From the entries, copy each line that includes "name".

*** TASK MATERIAL ***

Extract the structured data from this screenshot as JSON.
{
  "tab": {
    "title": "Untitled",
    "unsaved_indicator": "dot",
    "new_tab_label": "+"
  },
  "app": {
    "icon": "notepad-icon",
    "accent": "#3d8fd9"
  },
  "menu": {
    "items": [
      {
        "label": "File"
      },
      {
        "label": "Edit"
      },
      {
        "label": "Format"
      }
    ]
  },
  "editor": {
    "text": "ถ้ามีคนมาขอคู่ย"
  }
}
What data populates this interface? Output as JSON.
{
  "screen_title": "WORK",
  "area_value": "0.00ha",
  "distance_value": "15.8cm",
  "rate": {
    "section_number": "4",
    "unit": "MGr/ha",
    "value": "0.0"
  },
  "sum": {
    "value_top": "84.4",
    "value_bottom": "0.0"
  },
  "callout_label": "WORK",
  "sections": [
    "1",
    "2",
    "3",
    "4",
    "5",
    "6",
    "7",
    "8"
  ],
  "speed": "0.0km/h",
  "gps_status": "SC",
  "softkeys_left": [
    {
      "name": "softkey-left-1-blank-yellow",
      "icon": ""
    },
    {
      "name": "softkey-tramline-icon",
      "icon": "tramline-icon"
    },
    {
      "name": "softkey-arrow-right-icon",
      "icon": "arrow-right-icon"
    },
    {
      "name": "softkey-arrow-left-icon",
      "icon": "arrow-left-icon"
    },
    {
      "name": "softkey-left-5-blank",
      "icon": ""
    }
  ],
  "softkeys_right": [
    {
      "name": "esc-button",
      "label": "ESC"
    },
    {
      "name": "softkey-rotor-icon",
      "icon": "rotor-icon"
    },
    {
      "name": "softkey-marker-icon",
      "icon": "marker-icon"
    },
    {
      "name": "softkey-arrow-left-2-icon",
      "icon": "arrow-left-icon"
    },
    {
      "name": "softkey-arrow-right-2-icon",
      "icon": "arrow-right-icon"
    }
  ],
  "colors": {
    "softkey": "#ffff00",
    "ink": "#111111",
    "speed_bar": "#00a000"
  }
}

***

**YOUR RESPONSE**
      "name": "softkey-left-1-blank-yellow",
      "name": "softkey-tramline-icon",
      "name": "softkey-arrow-right-icon",
      "name": "softkey-arrow-left-icon",
      "name": "softkey-left-5-blank",
      "name": "esc-button",
      "name": "softkey-rotor-icon",
      "name": "softkey-marker-icon",
      "name": "softkey-arrow-left-2-icon",
      "name": "softkey-arrow-right-2-icon",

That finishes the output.